Nylund’s Empress was lithe and beautiful. She radiated captivating mystery as she navigated her soul-searching part. As Barak, the Danish baritone Johan Reuter gave a soulful reading in his company debut, with his best singing unfolding in an extraordinary lieder style. David Butt Philip’s Emperor, also a San Francisco debut, was not on the same level. He had a slow start and some difficulty projecting over the orchestra in the first two acts, but he pushed with greater intensity toward the end.

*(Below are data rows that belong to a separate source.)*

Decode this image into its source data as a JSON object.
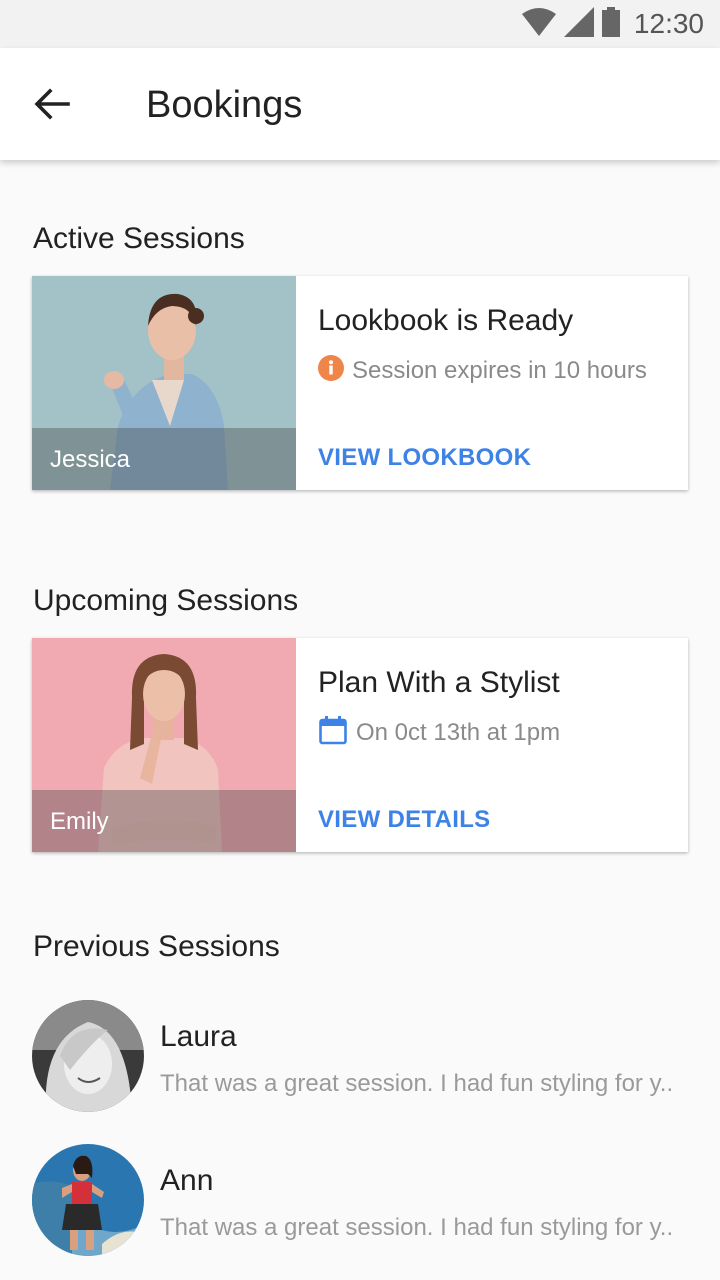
{
  "status_bar": {
    "time": "12:30",
    "icons": [
      "wifi-icon",
      "signal-icon",
      "battery-icon"
    ]
  },
  "app_bar": {
    "title": "Bookings",
    "back_icon": "arrow-back-icon"
  },
  "active": {
    "heading": "Active Sessions",
    "card": {
      "name": "Jessica",
      "title": "Lookbook is Ready",
      "meta": "Session expires in 10 hours",
      "meta_icon": "info-icon",
      "action": "VIEW LOOKBOOK"
    }
  },
  "upcoming": {
    "heading": "Upcoming Sessions",
    "card": {
      "name": "Emily",
      "title": "Plan With a Stylist",
      "meta": "On 0ct 13th at 1pm",
      "meta_icon": "calendar-icon",
      "action": "VIEW DETAILS"
    }
  },
  "previous": {
    "heading": "Previous Sessions",
    "items": [
      {
        "name": "Laura",
        "message": "That was a great session. I had fun styling for y.."
      },
      {
        "name": "Ann",
        "message": "That was a great session. I had fun styling for y.."
      }
    ]
  },
  "colors": {
    "accent": "#3d82e6",
    "info": "#f0854a",
    "app_bar": "#ffffff",
    "status_bar": "#f2f2f2"
  }
}
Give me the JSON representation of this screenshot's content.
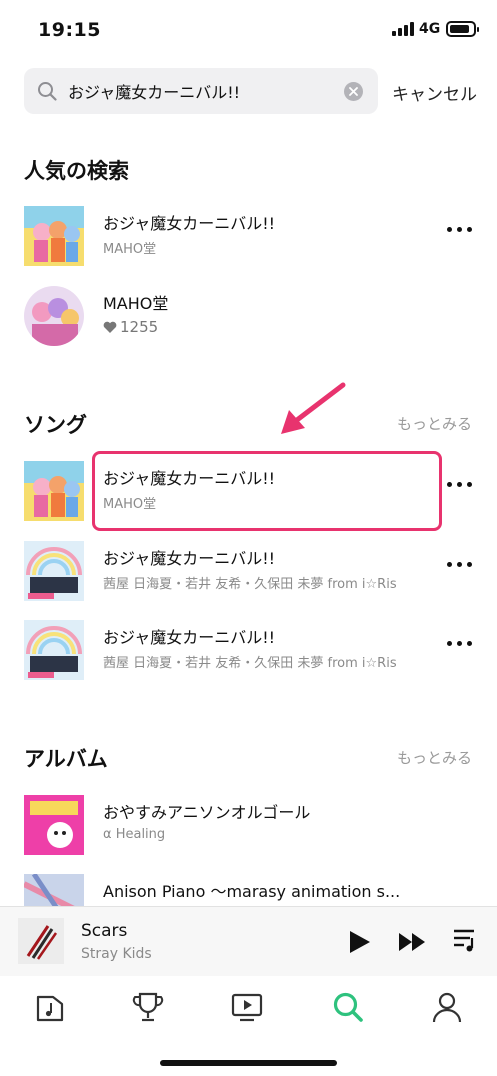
{
  "status_bar": {
    "time": "19:15",
    "network": "4G"
  },
  "search": {
    "query": "おジャ魔女カーニバル!!",
    "cancel_label": "キャンセル"
  },
  "popular": {
    "title": "人気の検索",
    "items": [
      {
        "title": "おジャ魔女カーニバル!!",
        "subtitle": "MAHO堂"
      },
      {
        "title": "MAHO堂",
        "likes": "1255"
      }
    ]
  },
  "songs": {
    "title": "ソング",
    "more_label": "もっとみる",
    "items": [
      {
        "title": "おジャ魔女カーニバル!!",
        "subtitle": "MAHO堂"
      },
      {
        "title": "おジャ魔女カーニバル!!",
        "subtitle": "茜屋 日海夏・若井 友希・久保田 未夢 from i☆Ris"
      },
      {
        "title": "おジャ魔女カーニバル!!",
        "subtitle": "茜屋 日海夏・若井 友希・久保田 未夢 from i☆Ris"
      }
    ]
  },
  "albums": {
    "title": "アルバム",
    "more_label": "もっとみる",
    "items": [
      {
        "title": "おやすみアニソンオルゴール",
        "subtitle": "α Healing"
      },
      {
        "title": "Anison Piano 〜marasy animation s..."
      }
    ]
  },
  "now_playing": {
    "title": "Scars",
    "artist": "Stray Kids"
  },
  "tabs": [
    {
      "name": "home",
      "icon": "music-note-icon",
      "active": false
    },
    {
      "name": "charts",
      "icon": "trophy-icon",
      "active": false
    },
    {
      "name": "video",
      "icon": "video-icon",
      "active": false
    },
    {
      "name": "search",
      "icon": "search-icon",
      "active": true
    },
    {
      "name": "profile",
      "icon": "person-icon",
      "active": false
    }
  ],
  "colors": {
    "accent": "#2ec27e",
    "highlight": "#e8336e"
  }
}
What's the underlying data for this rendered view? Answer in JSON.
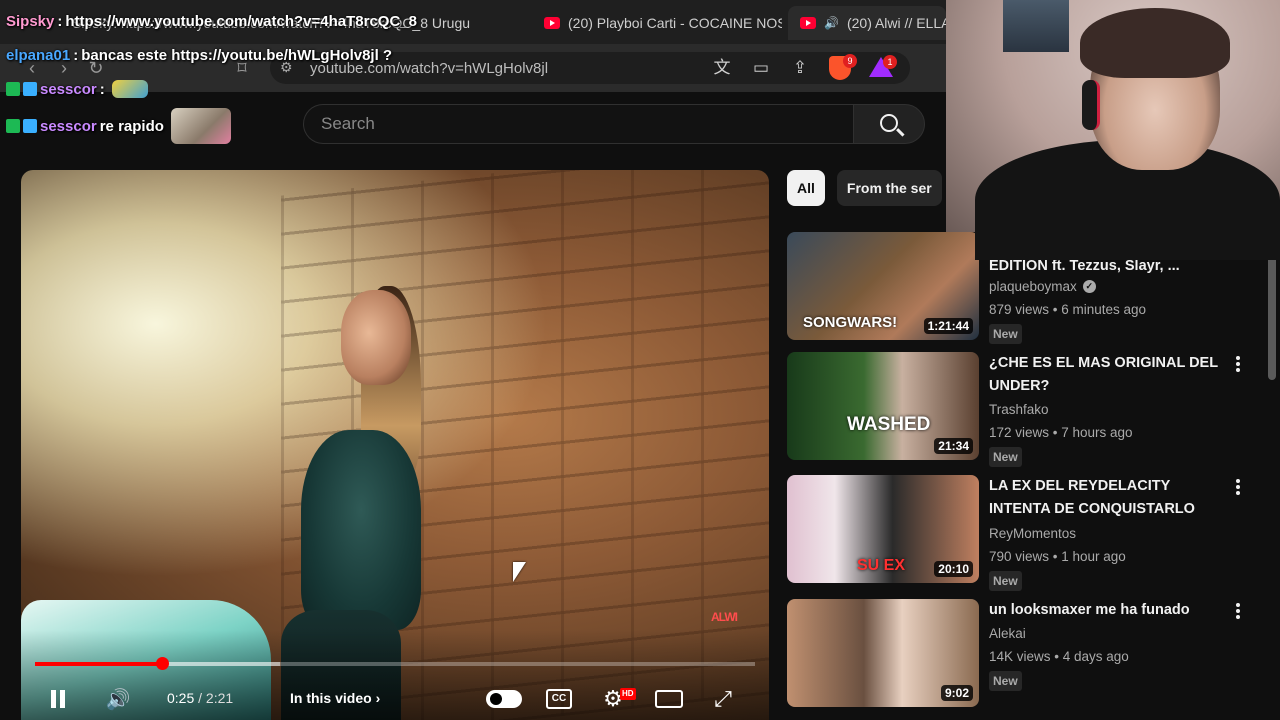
{
  "browser": {
    "tabs": [
      {
        "label": "Sipsky: https://www.youtube.com/watch?v=4haT8rcQC_8 Urugu",
        "active": false
      },
      {
        "label": "(20) Playboi Carti - COCAINE NOS",
        "active": false
      },
      {
        "label": "(20) Alwi // ELLA",
        "active": true
      }
    ],
    "url": "youtube.com/watch?v=hWLgHolv8jl",
    "rewards_badge": "1",
    "brave_badge": "9"
  },
  "youtube": {
    "search_placeholder": "Search",
    "player": {
      "current_time": "0:25",
      "separator": " / ",
      "duration": "2:21",
      "chapter_label": "In this video",
      "progress_fraction": 0.177,
      "buffered_fraction": 0.34,
      "hd_label": "HD",
      "cc_label": "CC",
      "watermark": "ALWI"
    },
    "chips": [
      "All",
      "From the ser"
    ],
    "recommendations": [
      {
        "title": "SONG WARS: RISING STARS EDITION ft. Tezzus, Slayr, ...",
        "channel": "plaqueboymax",
        "verified": true,
        "meta": "879 views • 6 minutes ago",
        "badge": "New",
        "duration": "1:21:44",
        "thumb_text": "SONGWARS!"
      },
      {
        "title": "¿CHE ES EL MAS ORIGINAL DEL UNDER?",
        "channel": "Trashfako",
        "verified": false,
        "meta": "172 views • 7 hours ago",
        "badge": "New",
        "duration": "21:34",
        "thumb_text": "WASHED"
      },
      {
        "title": "LA EX DEL REYDELACITY INTENTA DE CONQUISTARLO",
        "channel": "ReyMomentos",
        "verified": false,
        "meta": "790 views • 1 hour ago",
        "badge": "New",
        "duration": "20:10",
        "thumb_text": "SU EX"
      },
      {
        "title": "un looksmaxer me ha funado",
        "channel": "Alekai",
        "verified": false,
        "meta": "14K views • 4 days ago",
        "badge": "New",
        "duration": "9:02",
        "thumb_text": ""
      }
    ]
  },
  "chat": {
    "lines": [
      {
        "user": "Sipsky",
        "text": "https://www.youtube.com/watch?v=4haT8rcQC_8"
      },
      {
        "user": "elpana01",
        "text": "bancas este https://youtu.be/hWLgHolv8jl ?"
      },
      {
        "user": "sesscor",
        "text": ""
      },
      {
        "user": "sesscor",
        "text": "re rapido"
      }
    ]
  },
  "colors": {
    "background": "#0f0f0f",
    "accent_red": "#ff0000",
    "text_primary": "#f1f1f1",
    "text_secondary": "#aaaaaa"
  }
}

Linda Watson has had a noted career in dramatic soprano parts, including as the Dyer’s Wife, but in the later stages of her career she was not the best choice for the Nurse, a mezzo who has to equal the other four soloists in volume to be successful.
Sir Donald’s return to the podium was loudly cheered by loyal fans who remember his time as music director and have occasionally seen him return. He favored slower and even ponderous tempos as the opera started, resisting taking full advantage of his brass section until he really opened it up in Act III. A more consistent and perhaps more daring reading of the score might have produced a better effect.
Hockney’s contrasts of cool and warm colors in stylized sets accentuated the opera’s fairy-tale setting, as did Falconer’s sometimes flamboyant costumes. Alas, the work could not escape some controversy in this most progressive of cities. When the opera was announced last year, the San Francisco music critic Joshua Kosman described it as “problematic” because its chorus of unborn children are so conscious, self-aware, and joyful that he believed even their fictional existence threatens progressive sensibilities about abortion. He had the good taste to leave that priggish point out of his performance review, but he did take an unnecessary swipe at the notion of childbearing as “an essential part” of the joys of marital love.
Nobody seemed to have any problem with the company’s simultaneous run of Puccini’s Madama Butterfly, which features the suicide of a Japanese teenage bride after her callow American husband abandons her and returns to take their child away with his “real” American wife. Michael Fabiano and the debutante Korean soprano Karah Son sang competently but without much passion in this fairly conventional production under San Francisco’s current music director Eun Sun Kim, though the baritone Lucas Meacham’s Sharpless offered a model of excellent baritonal singing. Despite Frosch’s flaws, however, it was the main course.